The funeral of a beloved leader is a cathartic moment in history.
Perhaps only Nelson Mandelas funeral could unite Republicans and Democrats,reconcile old Cold War foes. On a rainy Tuesday afternoon,President Barack Obama arrived in Johannesburg with former rival George W. Bush and shook hands with Cubas Raul Castro. In his speech at the funeral,Obama went on to pay tribute to the man who changed laws,but also hearts. He spoke of Mandela,the flawed man,not the saintly icon,whose fight against Apartheid was a triumph of human endeavour. He hoped others would carry on the quieter struggles that follow the victory of formal equality.
The funeral of a beloved leader is a cathartic moment in history. Millions followed Gandhis funeral procession in an India still recovering from the horrors of Partition and thousands lined the streets to pay their last respects to President Kennedy in 1963. In this collective mourning lies great possibility for social regeneration,as political differences are set aside and pledges are renewed to the ideals they fought for.
On Tuesday,as the funeral cortege wound its way through Pretoria,it passed several landmarks of South African history. It travelled past the home of Paul Kruger,father of the Afrikaner nation that would eventually forge the National Party,which imposed Apartheid,past the central prison where Mandela was briefly imprisoned in 1962 and the Palace of Justice,where he was tried in 1963-64 for treason and sabotage. Finally,it reached its own moment in history,the seat of South Africas government,where Mandela was sworn in as the countrys first black president and where the public can now pay their last respects. In Mandelas death comes another turning point.

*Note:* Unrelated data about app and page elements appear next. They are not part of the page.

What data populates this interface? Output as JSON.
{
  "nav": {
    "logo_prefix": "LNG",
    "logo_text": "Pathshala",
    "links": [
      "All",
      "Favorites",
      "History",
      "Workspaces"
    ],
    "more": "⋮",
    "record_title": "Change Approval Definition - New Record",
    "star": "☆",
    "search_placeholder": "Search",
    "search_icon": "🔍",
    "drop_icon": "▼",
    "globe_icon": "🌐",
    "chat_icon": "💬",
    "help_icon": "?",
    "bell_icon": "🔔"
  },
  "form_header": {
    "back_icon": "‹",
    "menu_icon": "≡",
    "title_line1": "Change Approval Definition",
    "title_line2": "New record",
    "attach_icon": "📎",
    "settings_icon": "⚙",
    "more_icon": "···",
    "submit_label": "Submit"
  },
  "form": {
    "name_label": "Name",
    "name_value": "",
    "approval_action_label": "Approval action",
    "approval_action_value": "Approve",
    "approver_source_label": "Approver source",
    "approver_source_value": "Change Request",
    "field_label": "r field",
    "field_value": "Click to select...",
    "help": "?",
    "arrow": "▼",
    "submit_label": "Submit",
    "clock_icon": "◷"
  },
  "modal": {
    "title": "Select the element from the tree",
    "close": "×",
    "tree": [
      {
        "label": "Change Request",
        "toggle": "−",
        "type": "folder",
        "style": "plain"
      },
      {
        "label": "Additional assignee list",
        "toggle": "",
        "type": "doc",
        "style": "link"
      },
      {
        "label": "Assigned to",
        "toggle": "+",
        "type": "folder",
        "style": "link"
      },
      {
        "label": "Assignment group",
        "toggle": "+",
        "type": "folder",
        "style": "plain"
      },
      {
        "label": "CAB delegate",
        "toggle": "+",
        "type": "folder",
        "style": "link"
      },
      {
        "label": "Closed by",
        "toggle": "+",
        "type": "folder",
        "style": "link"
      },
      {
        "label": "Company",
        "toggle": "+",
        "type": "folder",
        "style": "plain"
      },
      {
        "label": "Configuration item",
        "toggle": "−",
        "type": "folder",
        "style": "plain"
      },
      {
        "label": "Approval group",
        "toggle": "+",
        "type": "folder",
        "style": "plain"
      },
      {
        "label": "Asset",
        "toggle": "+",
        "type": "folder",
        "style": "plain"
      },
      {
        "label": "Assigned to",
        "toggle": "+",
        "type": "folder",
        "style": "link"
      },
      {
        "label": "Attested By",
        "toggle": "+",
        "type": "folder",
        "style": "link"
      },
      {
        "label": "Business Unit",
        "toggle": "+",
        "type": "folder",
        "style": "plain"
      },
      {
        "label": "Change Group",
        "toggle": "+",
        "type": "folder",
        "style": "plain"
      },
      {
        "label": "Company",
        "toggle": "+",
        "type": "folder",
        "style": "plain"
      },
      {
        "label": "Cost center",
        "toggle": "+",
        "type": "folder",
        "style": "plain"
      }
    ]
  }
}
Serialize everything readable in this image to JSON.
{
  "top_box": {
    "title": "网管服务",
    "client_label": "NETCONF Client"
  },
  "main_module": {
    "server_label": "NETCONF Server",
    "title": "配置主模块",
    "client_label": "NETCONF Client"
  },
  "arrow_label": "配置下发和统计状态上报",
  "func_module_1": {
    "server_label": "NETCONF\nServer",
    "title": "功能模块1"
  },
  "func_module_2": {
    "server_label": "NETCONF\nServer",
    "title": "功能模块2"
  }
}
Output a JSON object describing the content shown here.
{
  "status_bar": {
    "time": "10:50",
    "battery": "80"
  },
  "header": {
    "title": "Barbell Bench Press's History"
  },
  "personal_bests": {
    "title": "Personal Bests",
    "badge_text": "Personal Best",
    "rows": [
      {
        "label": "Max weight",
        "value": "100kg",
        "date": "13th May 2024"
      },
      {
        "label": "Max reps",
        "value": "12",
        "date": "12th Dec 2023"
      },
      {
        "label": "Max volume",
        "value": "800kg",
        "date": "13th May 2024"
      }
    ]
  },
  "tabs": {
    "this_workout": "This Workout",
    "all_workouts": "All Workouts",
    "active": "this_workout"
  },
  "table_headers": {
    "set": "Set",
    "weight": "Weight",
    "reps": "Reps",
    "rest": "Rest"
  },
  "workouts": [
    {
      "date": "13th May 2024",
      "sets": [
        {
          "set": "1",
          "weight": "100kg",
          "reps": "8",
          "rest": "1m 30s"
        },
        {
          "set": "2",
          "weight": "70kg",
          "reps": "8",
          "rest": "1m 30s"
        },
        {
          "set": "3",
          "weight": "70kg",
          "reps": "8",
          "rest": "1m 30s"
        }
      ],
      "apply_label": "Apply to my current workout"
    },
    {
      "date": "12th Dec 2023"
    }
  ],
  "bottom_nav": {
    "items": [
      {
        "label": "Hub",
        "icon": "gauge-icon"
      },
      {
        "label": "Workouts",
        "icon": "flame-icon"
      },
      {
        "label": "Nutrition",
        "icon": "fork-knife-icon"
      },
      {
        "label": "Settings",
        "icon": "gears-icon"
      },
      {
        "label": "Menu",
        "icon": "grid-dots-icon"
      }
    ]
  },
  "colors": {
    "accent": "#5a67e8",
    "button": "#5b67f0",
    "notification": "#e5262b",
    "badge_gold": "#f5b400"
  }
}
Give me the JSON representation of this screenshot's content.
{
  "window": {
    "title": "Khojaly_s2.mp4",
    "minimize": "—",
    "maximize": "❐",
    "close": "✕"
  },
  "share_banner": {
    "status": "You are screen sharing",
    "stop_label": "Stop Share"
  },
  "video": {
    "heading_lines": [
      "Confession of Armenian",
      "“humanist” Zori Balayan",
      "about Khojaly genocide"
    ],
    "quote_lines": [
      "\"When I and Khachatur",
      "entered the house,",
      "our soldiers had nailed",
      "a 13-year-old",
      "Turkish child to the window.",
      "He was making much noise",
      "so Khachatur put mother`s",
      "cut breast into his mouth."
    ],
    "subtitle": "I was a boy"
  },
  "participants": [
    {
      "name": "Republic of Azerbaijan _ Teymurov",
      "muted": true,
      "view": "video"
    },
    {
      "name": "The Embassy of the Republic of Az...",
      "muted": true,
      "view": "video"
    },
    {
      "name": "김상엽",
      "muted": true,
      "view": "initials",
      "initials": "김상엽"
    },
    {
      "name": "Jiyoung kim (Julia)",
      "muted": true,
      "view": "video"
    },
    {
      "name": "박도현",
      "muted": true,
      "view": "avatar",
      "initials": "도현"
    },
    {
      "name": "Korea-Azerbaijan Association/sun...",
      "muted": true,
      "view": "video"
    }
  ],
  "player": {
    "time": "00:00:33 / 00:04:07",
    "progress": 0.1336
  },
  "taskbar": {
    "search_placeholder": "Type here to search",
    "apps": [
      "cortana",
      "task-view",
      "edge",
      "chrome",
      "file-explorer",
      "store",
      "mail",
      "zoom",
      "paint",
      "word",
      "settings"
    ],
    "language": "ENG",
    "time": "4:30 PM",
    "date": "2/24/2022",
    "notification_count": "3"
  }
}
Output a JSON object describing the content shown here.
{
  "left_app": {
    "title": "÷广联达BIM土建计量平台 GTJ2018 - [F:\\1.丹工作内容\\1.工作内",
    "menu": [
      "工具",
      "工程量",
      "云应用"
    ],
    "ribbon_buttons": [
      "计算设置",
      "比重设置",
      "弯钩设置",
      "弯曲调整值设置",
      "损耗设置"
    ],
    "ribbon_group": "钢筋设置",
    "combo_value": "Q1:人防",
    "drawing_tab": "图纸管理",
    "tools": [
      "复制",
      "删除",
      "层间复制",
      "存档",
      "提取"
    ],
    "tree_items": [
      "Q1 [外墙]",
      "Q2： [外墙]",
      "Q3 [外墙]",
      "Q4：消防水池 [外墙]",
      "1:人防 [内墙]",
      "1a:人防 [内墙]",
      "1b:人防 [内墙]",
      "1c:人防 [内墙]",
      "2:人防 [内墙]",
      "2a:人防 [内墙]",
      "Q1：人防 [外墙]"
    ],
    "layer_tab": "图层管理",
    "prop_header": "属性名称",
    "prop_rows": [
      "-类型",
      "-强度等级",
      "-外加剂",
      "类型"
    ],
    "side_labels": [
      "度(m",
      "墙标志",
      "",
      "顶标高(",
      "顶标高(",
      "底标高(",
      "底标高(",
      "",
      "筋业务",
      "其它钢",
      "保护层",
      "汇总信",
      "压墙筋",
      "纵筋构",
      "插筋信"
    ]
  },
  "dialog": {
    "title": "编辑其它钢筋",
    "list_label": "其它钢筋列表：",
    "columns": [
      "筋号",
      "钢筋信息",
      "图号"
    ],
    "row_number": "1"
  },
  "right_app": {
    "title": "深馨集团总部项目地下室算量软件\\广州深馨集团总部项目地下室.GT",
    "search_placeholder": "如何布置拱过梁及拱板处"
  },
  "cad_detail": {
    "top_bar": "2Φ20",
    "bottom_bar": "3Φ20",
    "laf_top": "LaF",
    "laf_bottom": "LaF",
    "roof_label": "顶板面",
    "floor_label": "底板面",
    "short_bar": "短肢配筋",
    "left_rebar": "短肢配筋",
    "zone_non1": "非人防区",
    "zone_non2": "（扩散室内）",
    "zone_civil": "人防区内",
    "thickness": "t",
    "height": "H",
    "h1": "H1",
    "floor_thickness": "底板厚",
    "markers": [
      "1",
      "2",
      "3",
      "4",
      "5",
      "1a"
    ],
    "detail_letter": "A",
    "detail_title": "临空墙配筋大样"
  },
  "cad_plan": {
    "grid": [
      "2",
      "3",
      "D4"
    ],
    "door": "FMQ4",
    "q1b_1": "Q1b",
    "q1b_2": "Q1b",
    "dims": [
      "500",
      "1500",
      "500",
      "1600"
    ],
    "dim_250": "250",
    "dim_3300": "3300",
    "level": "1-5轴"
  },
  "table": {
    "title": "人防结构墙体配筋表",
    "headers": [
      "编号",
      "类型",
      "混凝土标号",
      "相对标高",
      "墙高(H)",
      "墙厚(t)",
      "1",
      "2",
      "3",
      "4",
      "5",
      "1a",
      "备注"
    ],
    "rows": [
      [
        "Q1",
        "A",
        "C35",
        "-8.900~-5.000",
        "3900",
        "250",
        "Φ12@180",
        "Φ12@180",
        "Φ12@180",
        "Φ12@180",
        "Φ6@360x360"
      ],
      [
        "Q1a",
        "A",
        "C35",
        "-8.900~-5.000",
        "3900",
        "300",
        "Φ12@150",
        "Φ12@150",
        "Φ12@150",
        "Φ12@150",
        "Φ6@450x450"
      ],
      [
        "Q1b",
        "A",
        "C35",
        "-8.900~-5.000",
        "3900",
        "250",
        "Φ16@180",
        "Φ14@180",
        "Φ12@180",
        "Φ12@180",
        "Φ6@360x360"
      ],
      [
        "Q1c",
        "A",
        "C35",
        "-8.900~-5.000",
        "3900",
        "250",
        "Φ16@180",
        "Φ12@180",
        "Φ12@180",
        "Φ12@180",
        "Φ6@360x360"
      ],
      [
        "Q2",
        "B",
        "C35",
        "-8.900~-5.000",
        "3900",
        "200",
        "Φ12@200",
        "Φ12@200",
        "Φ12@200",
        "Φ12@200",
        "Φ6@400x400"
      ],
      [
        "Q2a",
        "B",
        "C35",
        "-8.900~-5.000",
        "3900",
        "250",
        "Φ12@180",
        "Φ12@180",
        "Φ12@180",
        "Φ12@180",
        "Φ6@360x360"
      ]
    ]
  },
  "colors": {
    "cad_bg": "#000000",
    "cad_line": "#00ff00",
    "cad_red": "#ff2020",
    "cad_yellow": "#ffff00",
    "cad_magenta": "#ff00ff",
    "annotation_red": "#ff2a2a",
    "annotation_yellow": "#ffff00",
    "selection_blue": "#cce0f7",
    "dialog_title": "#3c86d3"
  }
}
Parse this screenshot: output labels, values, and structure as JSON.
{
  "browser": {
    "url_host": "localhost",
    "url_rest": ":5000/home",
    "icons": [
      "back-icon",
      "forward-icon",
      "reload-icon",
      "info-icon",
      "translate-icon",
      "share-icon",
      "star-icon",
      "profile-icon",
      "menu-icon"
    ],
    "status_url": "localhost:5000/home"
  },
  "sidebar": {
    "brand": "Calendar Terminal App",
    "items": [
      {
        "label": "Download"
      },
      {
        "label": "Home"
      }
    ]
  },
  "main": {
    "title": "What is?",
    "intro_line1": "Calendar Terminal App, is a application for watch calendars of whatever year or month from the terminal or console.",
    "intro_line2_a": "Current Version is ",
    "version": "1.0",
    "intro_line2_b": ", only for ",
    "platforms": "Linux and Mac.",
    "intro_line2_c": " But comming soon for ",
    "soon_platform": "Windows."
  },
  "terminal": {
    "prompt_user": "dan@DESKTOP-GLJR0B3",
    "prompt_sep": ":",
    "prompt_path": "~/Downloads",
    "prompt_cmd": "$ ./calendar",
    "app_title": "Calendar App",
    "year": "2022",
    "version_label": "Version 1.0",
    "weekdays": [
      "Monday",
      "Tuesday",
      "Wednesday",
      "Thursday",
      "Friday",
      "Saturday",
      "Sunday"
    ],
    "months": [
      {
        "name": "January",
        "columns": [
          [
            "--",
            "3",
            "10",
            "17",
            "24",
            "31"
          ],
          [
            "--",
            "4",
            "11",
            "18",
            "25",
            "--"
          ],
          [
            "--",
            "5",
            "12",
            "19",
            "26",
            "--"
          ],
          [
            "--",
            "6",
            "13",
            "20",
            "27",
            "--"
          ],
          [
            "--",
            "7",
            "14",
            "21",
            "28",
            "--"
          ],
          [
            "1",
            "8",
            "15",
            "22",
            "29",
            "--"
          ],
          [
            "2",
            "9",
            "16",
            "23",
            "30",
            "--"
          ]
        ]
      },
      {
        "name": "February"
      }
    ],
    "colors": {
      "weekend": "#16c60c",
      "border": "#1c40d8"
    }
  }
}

What will it mean for a South Africa still riven with social and economic inequality? The nation,and indeed the world,trembles on the brink of change.